This patient support community is for discussions relating to stroke, rehabilitation, ability to eat/swallow, alertness, bowel/bladder control, depression, motor skills, nutrition, orthotics/braces, pain, prevention, senses, and spasticity.
My 40-year-old cousin suffered a massive cerebellar infarct in August 2012. He was immediately admitted at hospital with several symptoms: severe vomiting, dizziness and loss of balance. Within hours of his hospital admission, he went comatose (GCS=4), with fixed and dilated pupils (unreactive to light), no autonomous breathing and practically no motor response. He was pronounced brain dead, but remained on life support for a month. Meanwhile, he started breathing on his own, moving his fingers and opening his mouth. Five months after the accident, he can open his eyes and see (even if his right pupil is still quite dilated) and he can also talk (even if his speech is slurred and his voice remains weak). He eats and swallows without problem. He is still physically very weak and feels pains in his body, but he can move all parts of his body. He is completely aware of his situation and his memory is intact.
Still, doctors seem quite indifferent and don't undertake anything to improve his condition (we live in an underdeveloped country). After his first CT scan five months ago, there wasn't any additional neuroimaging. They don't give his family any advices, prognosis or anything. So, I would like to know if there is anything that can be done to eventually improve his recovery chances? More physical therapy (he already has one), a special diet, even a musical therapy?

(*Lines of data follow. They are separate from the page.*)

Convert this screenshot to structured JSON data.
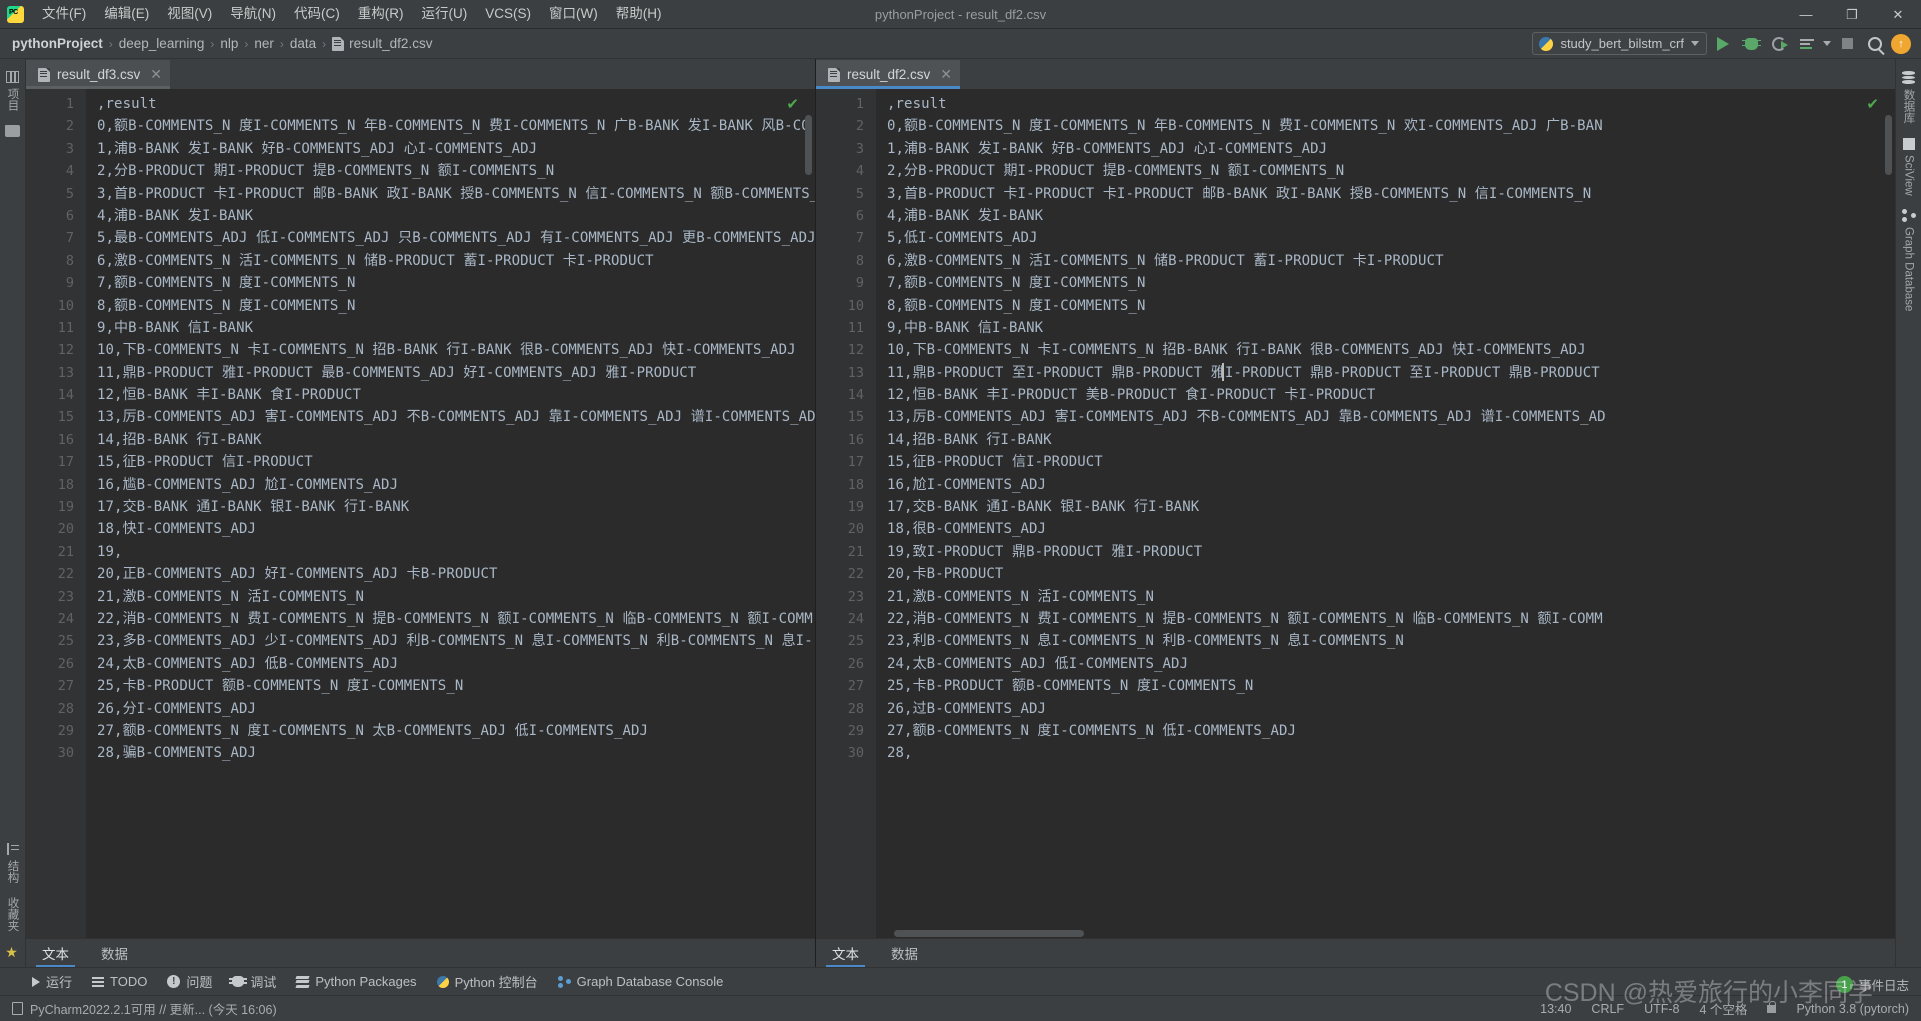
{
  "window": {
    "title": "pythonProject - result_df2.csv",
    "app_icon": "pycharm-logo-icon",
    "minimize": "—",
    "maximize": "❐",
    "close": "✕"
  },
  "menu": [
    {
      "label": "文件(F)"
    },
    {
      "label": "编辑(E)"
    },
    {
      "label": "视图(V)"
    },
    {
      "label": "导航(N)"
    },
    {
      "label": "代码(C)"
    },
    {
      "label": "重构(R)"
    },
    {
      "label": "运行(U)"
    },
    {
      "label": "VCS(S)"
    },
    {
      "label": "窗口(W)"
    },
    {
      "label": "帮助(H)"
    }
  ],
  "breadcrumb": {
    "items": [
      "pythonProject",
      "deep_learning",
      "nlp",
      "ner",
      "data"
    ],
    "file": "result_df2.csv",
    "separator": "›"
  },
  "toolbar": {
    "run_config": "study_bert_bilstm_crf",
    "run_label": "run-button",
    "debug_label": "debug-button",
    "coverage_label": "run-with-coverage-button",
    "profile_label": "profile-button",
    "stop_label": "stop-button",
    "search_label": "search-everywhere-button",
    "update_label": "update-button"
  },
  "left_strip": [
    {
      "label": "项目",
      "icon": "project-icon"
    },
    {
      "label": "",
      "icon": "folder-icon"
    }
  ],
  "left_strip_bottom": [
    {
      "label": "结构",
      "icon": "structure-icon"
    },
    {
      "label": "收藏夹",
      "icon": "favorites-icon"
    }
  ],
  "right_strip": [
    {
      "label": "数据库",
      "icon": "database-icon"
    },
    {
      "label": "SciView",
      "icon": "sciview-grid-icon"
    },
    {
      "label": "Graph Database",
      "icon": "graph-database-icon"
    }
  ],
  "editor_left": {
    "tab": {
      "label": "result_df3.csv",
      "close": "✕",
      "icon": "csv-file-icon",
      "active": false
    },
    "inspection_ok": "✔",
    "lines": [
      {
        "n": "1",
        "text": ",result"
      },
      {
        "n": "2",
        "text": "0,额B-COMMENTS_N 度I-COMMENTS_N 年B-COMMENTS_N 费I-COMMENTS_N 广B-BANK 发I-BANK 风B-CO"
      },
      {
        "n": "3",
        "text": "1,浦B-BANK 发I-BANK 好B-COMMENTS_ADJ 心I-COMMENTS_ADJ"
      },
      {
        "n": "4",
        "text": "2,分B-PRODUCT 期I-PRODUCT 提B-COMMENTS_N 额I-COMMENTS_N"
      },
      {
        "n": "5",
        "text": "3,首B-PRODUCT 卡I-PRODUCT 邮B-BANK 政I-BANK 授B-COMMENTS_N 信I-COMMENTS_N 额B-COMMENTS_"
      },
      {
        "n": "6",
        "text": "4,浦B-BANK 发I-BANK"
      },
      {
        "n": "7",
        "text": "5,最B-COMMENTS_ADJ 低I-COMMENTS_ADJ 只B-COMMENTS_ADJ 有I-COMMENTS_ADJ 更B-COMMENTS_ADJ"
      },
      {
        "n": "8",
        "text": "6,激B-COMMENTS_N 活I-COMMENTS_N 储B-PRODUCT 蓄I-PRODUCT 卡I-PRODUCT"
      },
      {
        "n": "9",
        "text": "7,额B-COMMENTS_N 度I-COMMENTS_N"
      },
      {
        "n": "10",
        "text": "8,额B-COMMENTS_N 度I-COMMENTS_N"
      },
      {
        "n": "11",
        "text": "9,中B-BANK 信I-BANK"
      },
      {
        "n": "12",
        "text": "10,下B-COMMENTS_N 卡I-COMMENTS_N 招B-BANK 行I-BANK 很B-COMMENTS_ADJ 快I-COMMENTS_ADJ"
      },
      {
        "n": "13",
        "text": "11,鼎B-PRODUCT 雅I-PRODUCT 最B-COMMENTS_ADJ 好I-COMMENTS_ADJ 雅I-PRODUCT"
      },
      {
        "n": "14",
        "text": "12,恒B-BANK 丰I-BANK 食I-PRODUCT"
      },
      {
        "n": "15",
        "text": "13,厉B-COMMENTS_ADJ 害I-COMMENTS_ADJ 不B-COMMENTS_ADJ 靠I-COMMENTS_ADJ 谱I-COMMENTS_AD"
      },
      {
        "n": "16",
        "text": "14,招B-BANK 行I-BANK"
      },
      {
        "n": "17",
        "text": "15,征B-PRODUCT 信I-PRODUCT"
      },
      {
        "n": "18",
        "text": "16,尴B-COMMENTS_ADJ 尬I-COMMENTS_ADJ"
      },
      {
        "n": "19",
        "text": "17,交B-BANK 通I-BANK 银I-BANK 行I-BANK"
      },
      {
        "n": "20",
        "text": "18,快I-COMMENTS_ADJ"
      },
      {
        "n": "21",
        "text": "19,"
      },
      {
        "n": "22",
        "text": "20,正B-COMMENTS_ADJ 好I-COMMENTS_ADJ 卡B-PRODUCT"
      },
      {
        "n": "23",
        "text": "21,激B-COMMENTS_N 活I-COMMENTS_N"
      },
      {
        "n": "24",
        "text": "22,消B-COMMENTS_N 费I-COMMENTS_N 提B-COMMENTS_N 额I-COMMENTS_N 临B-COMMENTS_N 额I-COMM"
      },
      {
        "n": "25",
        "text": "23,多B-COMMENTS_ADJ 少I-COMMENTS_ADJ 利B-COMMENTS_N 息I-COMMENTS_N 利B-COMMENTS_N 息I-"
      },
      {
        "n": "26",
        "text": "24,太B-COMMENTS_ADJ 低B-COMMENTS_ADJ"
      },
      {
        "n": "27",
        "text": "25,卡B-PRODUCT 额B-COMMENTS_N 度I-COMMENTS_N"
      },
      {
        "n": "28",
        "text": "26,分I-COMMENTS_ADJ"
      },
      {
        "n": "29",
        "text": "27,额B-COMMENTS_N 度I-COMMENTS_N 太B-COMMENTS_ADJ 低I-COMMENTS_ADJ"
      },
      {
        "n": "30",
        "text": "28,骗B-COMMENTS_ADJ"
      }
    ],
    "sub_tabs": [
      {
        "label": "文本",
        "active": true
      },
      {
        "label": "数据",
        "active": false
      }
    ]
  },
  "editor_right": {
    "tab": {
      "label": "result_df2.csv",
      "close": "✕",
      "icon": "csv-file-icon",
      "active": true
    },
    "inspection_ok": "✔",
    "lines": [
      {
        "n": "1",
        "text": ",result"
      },
      {
        "n": "2",
        "text": "0,额B-COMMENTS_N 度I-COMMENTS_N 年B-COMMENTS_N 费I-COMMENTS_N 欢I-COMMENTS_ADJ 广B-BAN"
      },
      {
        "n": "3",
        "text": "1,浦B-BANK 发I-BANK 好B-COMMENTS_ADJ 心I-COMMENTS_ADJ"
      },
      {
        "n": "4",
        "text": "2,分B-PRODUCT 期I-PRODUCT 提B-COMMENTS_N 额I-COMMENTS_N"
      },
      {
        "n": "5",
        "text": "3,首B-PRODUCT 卡I-PRODUCT 卡I-PRODUCT 邮B-BANK 政I-BANK 授B-COMMENTS_N 信I-COMMENTS_N"
      },
      {
        "n": "6",
        "text": "4,浦B-BANK 发I-BANK"
      },
      {
        "n": "7",
        "text": "5,低I-COMMENTS_ADJ"
      },
      {
        "n": "8",
        "text": "6,激B-COMMENTS_N 活I-COMMENTS_N 储B-PRODUCT 蓄I-PRODUCT 卡I-PRODUCT"
      },
      {
        "n": "9",
        "text": "7,额B-COMMENTS_N 度I-COMMENTS_N"
      },
      {
        "n": "10",
        "text": "8,额B-COMMENTS_N 度I-COMMENTS_N"
      },
      {
        "n": "11",
        "text": "9,中B-BANK 信I-BANK"
      },
      {
        "n": "12",
        "text": "10,下B-COMMENTS_N 卡I-COMMENTS_N 招B-BANK 行I-BANK 很B-COMMENTS_ADJ 快I-COMMENTS_ADJ"
      },
      {
        "n": "13",
        "text": "11,鼎B-PRODUCT 至I-PRODUCT 鼎B-PRODUCT 雅I-PRODUCT 鼎B-PRODUCT 至I-PRODUCT 鼎B-PRODUCT"
      },
      {
        "n": "14",
        "text": "12,恒B-BANK 丰I-PRODUCT 美B-PRODUCT 食I-PRODUCT 卡I-PRODUCT"
      },
      {
        "n": "15",
        "text": "13,厉B-COMMENTS_ADJ 害I-COMMENTS_ADJ 不B-COMMENTS_ADJ 靠B-COMMENTS_ADJ 谱I-COMMENTS_AD"
      },
      {
        "n": "16",
        "text": "14,招B-BANK 行I-BANK"
      },
      {
        "n": "17",
        "text": "15,征B-PRODUCT 信I-PRODUCT"
      },
      {
        "n": "18",
        "text": "16,尬I-COMMENTS_ADJ"
      },
      {
        "n": "19",
        "text": "17,交B-BANK 通I-BANK 银I-BANK 行I-BANK"
      },
      {
        "n": "20",
        "text": "18,很B-COMMENTS_ADJ"
      },
      {
        "n": "21",
        "text": "19,致I-PRODUCT 鼎B-PRODUCT 雅I-PRODUCT"
      },
      {
        "n": "22",
        "text": "20,卡B-PRODUCT"
      },
      {
        "n": "23",
        "text": "21,激B-COMMENTS_N 活I-COMMENTS_N"
      },
      {
        "n": "24",
        "text": "22,消B-COMMENTS_N 费I-COMMENTS_N 提B-COMMENTS_N 额I-COMMENTS_N 临B-COMMENTS_N 额I-COMM"
      },
      {
        "n": "25",
        "text": "23,利B-COMMENTS_N 息I-COMMENTS_N 利B-COMMENTS_N 息I-COMMENTS_N"
      },
      {
        "n": "26",
        "text": "24,太B-COMMENTS_ADJ 低I-COMMENTS_ADJ"
      },
      {
        "n": "27",
        "text": "25,卡B-PRODUCT 额B-COMMENTS_N 度I-COMMENTS_N"
      },
      {
        "n": "28",
        "text": "26,过B-COMMENTS_ADJ"
      },
      {
        "n": "29",
        "text": "27,额B-COMMENTS_N 度I-COMMENTS_N 低I-COMMENTS_ADJ"
      },
      {
        "n": "30",
        "text": "28,"
      }
    ],
    "sub_tabs": [
      {
        "label": "文本",
        "active": true
      },
      {
        "label": "数据",
        "active": false
      }
    ]
  },
  "tool_windows": [
    {
      "label": "运行",
      "icon": "run-icon"
    },
    {
      "label": "TODO",
      "icon": "todo-icon"
    },
    {
      "label": "问题",
      "icon": "problems-icon"
    },
    {
      "label": "调试",
      "icon": "debug-icon"
    },
    {
      "label": "Python Packages",
      "icon": "packages-icon"
    },
    {
      "label": "Python 控制台",
      "icon": "python-console-icon"
    },
    {
      "label": "Graph Database Console",
      "icon": "graph-database-console-icon"
    }
  ],
  "status_bar": {
    "message": "PyCharm2022.2.1可用 // 更新... (今天 16:06)",
    "position": "13:40",
    "line_separator": "CRLF",
    "encoding": "UTF-8",
    "indent": "4 个空格",
    "interpreter": "Python 3.8 (pytorch)",
    "event_log": "事件日志",
    "event_log_count": "1"
  },
  "watermark": "CSDN @热爱旅行的小李同学",
  "colors": {
    "accent_blue": "#4a88c7",
    "ok_green": "#4ea84e",
    "editor_bg": "#2b2b2b",
    "chrome_bg": "#3c3f41",
    "text": "#a9b7c6"
  }
}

I have attached a copy of his CT scan done a week after the accident:
Agree with you imaging studies may need to be done at intervals to see the status of the infarct. But he seems to be improving. Ischemic stroke occurs as a result of blockage to an artery. For this therapy with clot dissolving drugs (thrombolytics), should be initiated early. Aspirin, an anti-thrombotic drug, is given immediately after an ischemic stroke to reduce the likelihood of having another stroke. Tissue plasminogen activator (TPA), needs to be given within 4.5 hours after stroke symptoms, this restores the blood supply to the affected part.
Now he should be on aspirin and nerve medications like Lyrica to quiet down the inflammation. Any risk factors like diabetes and hypertension need to be controlled. And he should continue with his physical therapy.
Copyright 1994-2016 MedHelp International. All rights reserved.
MedHelp is a division of Aptus Health.
This site complies with the HONcode standard for trustworthy health information.
The Content on this Site is presented in a summary fashion, and is intended to be used for educational and entertainment purposes only. It is not intended to be and should not be interpreted as medical advice or a diagnosis of any health or fitness problem, condition or disease; or a recommendation for a specific test, doctor, care provider, procedure, treatment plan, product, or course of action. Med Help International, Inc. is not a medical or healthcare provider and your use of this Site does not create a doctor / patient relationship. We disclaim all responsibility for the professional qualifications and licensing of, and services provided by, any physician or other health providers posting on or otherwise referred to on this Site and/or any Third Party Site. Never disregard the medical advice of your physician or health professional, or delay in seeking such advice, because of something you read on this Site. We offer this Site AS IS and without any warranties. By using this Site you agree to the following Terms and Conditions. If you think you may have a medical emergency, call your physician or 911 immediately.